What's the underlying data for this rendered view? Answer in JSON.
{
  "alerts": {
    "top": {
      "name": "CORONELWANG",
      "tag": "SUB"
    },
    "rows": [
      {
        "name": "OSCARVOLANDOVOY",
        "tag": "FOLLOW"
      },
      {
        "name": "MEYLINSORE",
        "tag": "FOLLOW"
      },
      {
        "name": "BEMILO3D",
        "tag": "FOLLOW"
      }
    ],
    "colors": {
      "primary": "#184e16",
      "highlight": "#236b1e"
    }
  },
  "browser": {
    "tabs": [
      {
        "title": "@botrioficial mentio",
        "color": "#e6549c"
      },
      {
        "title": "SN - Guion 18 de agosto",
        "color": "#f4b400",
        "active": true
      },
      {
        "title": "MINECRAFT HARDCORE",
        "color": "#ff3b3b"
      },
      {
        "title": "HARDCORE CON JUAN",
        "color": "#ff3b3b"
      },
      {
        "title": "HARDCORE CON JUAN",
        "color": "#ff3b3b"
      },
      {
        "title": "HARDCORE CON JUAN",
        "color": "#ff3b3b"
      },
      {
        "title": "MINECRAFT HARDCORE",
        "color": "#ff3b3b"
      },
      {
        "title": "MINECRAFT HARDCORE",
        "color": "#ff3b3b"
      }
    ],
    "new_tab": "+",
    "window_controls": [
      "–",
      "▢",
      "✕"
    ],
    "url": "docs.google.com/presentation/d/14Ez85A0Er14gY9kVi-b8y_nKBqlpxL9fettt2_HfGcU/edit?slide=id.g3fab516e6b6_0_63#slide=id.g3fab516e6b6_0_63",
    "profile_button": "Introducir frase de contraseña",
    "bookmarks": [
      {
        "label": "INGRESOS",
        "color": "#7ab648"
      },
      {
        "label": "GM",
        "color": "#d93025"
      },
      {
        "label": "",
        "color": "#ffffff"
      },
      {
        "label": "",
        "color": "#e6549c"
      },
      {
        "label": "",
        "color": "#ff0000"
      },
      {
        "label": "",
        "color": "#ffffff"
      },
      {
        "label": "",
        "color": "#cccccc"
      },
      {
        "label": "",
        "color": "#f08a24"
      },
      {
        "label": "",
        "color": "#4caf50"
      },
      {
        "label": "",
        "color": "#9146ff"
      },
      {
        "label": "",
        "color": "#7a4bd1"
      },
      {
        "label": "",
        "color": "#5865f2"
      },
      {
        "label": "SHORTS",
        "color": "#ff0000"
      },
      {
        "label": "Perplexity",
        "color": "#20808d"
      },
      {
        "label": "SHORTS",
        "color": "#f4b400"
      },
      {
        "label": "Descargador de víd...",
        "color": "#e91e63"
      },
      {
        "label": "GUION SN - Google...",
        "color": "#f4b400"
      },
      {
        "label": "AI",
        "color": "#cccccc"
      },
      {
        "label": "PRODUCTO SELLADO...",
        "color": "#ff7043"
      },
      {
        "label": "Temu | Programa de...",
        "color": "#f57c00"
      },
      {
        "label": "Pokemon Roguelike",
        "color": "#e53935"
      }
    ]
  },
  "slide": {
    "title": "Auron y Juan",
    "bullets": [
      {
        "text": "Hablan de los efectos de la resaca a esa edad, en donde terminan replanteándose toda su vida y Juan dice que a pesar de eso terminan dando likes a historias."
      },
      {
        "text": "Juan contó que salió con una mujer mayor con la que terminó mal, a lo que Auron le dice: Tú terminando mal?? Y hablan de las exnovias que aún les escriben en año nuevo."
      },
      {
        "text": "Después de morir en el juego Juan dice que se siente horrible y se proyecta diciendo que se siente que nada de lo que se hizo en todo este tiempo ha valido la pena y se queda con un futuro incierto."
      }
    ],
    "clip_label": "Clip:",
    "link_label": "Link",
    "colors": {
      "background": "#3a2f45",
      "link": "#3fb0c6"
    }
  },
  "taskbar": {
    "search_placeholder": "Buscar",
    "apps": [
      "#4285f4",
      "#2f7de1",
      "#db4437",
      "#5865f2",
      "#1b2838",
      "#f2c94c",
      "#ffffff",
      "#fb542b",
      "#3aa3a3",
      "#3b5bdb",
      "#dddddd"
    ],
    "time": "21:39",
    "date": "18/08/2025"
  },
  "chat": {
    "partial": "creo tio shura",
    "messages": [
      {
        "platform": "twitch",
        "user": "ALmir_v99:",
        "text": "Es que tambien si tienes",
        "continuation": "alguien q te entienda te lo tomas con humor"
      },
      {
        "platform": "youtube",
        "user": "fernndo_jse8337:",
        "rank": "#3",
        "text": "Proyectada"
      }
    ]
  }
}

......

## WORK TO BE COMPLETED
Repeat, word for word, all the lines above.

## RESULT OF THE EXERCISE
What's the underlying data for this rendered view? Answer in JSON.
{
  "alerts": {
    "top": {
      "name": "CORONELWANG",
      "tag": "SUB"
    },
    "rows": [
      {
        "name": "OSCARVOLANDOVOY",
        "tag": "FOLLOW"
      },
      {
        "name": "MEYLINSORE",
        "tag": "FOLLOW"
      },
      {
        "name": "BEMILO3D",
        "tag": "FOLLOW"
      }
    ],
    "colors": {
      "primary": "#184e16",
      "highlight": "#236b1e"
    }
  },
  "browser": {
    "tabs": [
      {
        "title": "@botrioficial mentio",
        "color": "#e6549c"
      },
      {
        "title": "SN - Guion 18 de agosto",
        "color": "#f4b400",
        "active": true
      },
      {
        "title": "MINECRAFT HARDCORE",
        "color": "#ff3b3b"
      },
      {
        "title": "HARDCORE CON JUAN",
        "color": "#ff3b3b"
      },
      {
        "title": "HARDCORE CON JUAN",
        "color": "#ff3b3b"
      },
      {
        "title": "HARDCORE CON JUAN",
        "color": "#ff3b3b"
      },
      {
        "title": "MINECRAFT HARDCORE",
        "color": "#ff3b3b"
      },
      {
        "title": "MINECRAFT HARDCORE",
        "color": "#ff3b3b"
      }
    ],
    "new_tab": "+",
    "window_controls": [
      "–",
      "▢",
      "✕"
    ],
    "url": "docs.google.com/presentation/d/14Ez85A0Er14gY9kVi-b8y_nKBqlpxL9fettt2_HfGcU/edit?slide=id.g3fab516e6b6_0_63#slide=id.g3fab516e6b6_0_63",
    "profile_button": "Introducir frase de contraseña",
    "bookmarks": [
      {
        "label": "INGRESOS",
        "color": "#7ab648"
      },
      {
        "label": "GM",
        "color": "#d93025"
      },
      {
        "label": "",
        "color": "#ffffff"
      },
      {
        "label": "",
        "color": "#e6549c"
      },
      {
        "label": "",
        "color": "#ff0000"
      },
      {
        "label": "",
        "color": "#ffffff"
      },
      {
        "label": "",
        "color": "#cccccc"
      },
      {
        "label": "",
        "color": "#f08a24"
      },
      {
        "label": "",
        "color": "#4caf50"
      },
      {
        "label": "",
        "color": "#9146ff"
      },
      {
        "label": "",
        "color": "#7a4bd1"
      },
      {
        "label": "",
        "color": "#5865f2"
      },
      {
        "label": "SHORTS",
        "color": "#ff0000"
      },
      {
        "label": "Perplexity",
        "color": "#20808d"
      },
      {
        "label": "SHORTS",
        "color": "#f4b400"
      },
      {
        "label": "Descargador de víd...",
        "color": "#e91e63"
      },
      {
        "label": "GUION SN - Google...",
        "color": "#f4b400"
      },
      {
        "label": "AI",
        "color": "#cccccc"
      },
      {
        "label": "PRODUCTO SELLADO...",
        "color": "#ff7043"
      },
      {
        "label": "Temu | Programa de...",
        "color": "#f57c00"
      },
      {
        "label": "Pokemon Roguelike",
        "color": "#e53935"
      }
    ]
  },
  "slide": {
    "title": "Auron y Juan",
    "bullets": [
      {
        "text": "Hablan de los efectos de la resaca a esa edad, en donde terminan replanteándose toda su vida y Juan dice que a pesar de eso terminan dando likes a historias."
      },
      {
        "text": "Juan contó que salió con una mujer mayor con la que terminó mal, a lo que Auron le dice: Tú terminando mal?? Y hablan de las exnovias que aún les escriben en año nuevo."
      },
      {
        "text": "Después de morir en el juego Juan dice que se siente horrible y se proyecta diciendo que se siente que nada de lo que se hizo en todo este tiempo ha valido la pena y se queda con un futuro incierto."
      }
    ],
    "clip_label": "Clip:",
    "link_label": "Link",
    "colors": {
      "background": "#3a2f45",
      "link": "#3fb0c6"
    }
  },
  "taskbar": {
    "search_placeholder": "Buscar",
    "apps": [
      "#4285f4",
      "#2f7de1",
      "#db4437",
      "#5865f2",
      "#1b2838",
      "#f2c94c",
      "#ffffff",
      "#fb542b",
      "#3aa3a3",
      "#3b5bdb",
      "#dddddd"
    ],
    "time": "21:39",
    "date": "18/08/2025"
  },
  "chat": {
    "partial": "creo tio shura",
    "messages": [
      {
        "platform": "twitch",
        "user": "ALmir_v99:",
        "text": "Es que tambien si tienes",
        "continuation": "alguien q te entienda te lo tomas con humor"
      },
      {
        "platform": "youtube",
        "user": "fernndo_jse8337:",
        "rank": "#3",
        "text": "Proyectada"
      }
    ]
  }
}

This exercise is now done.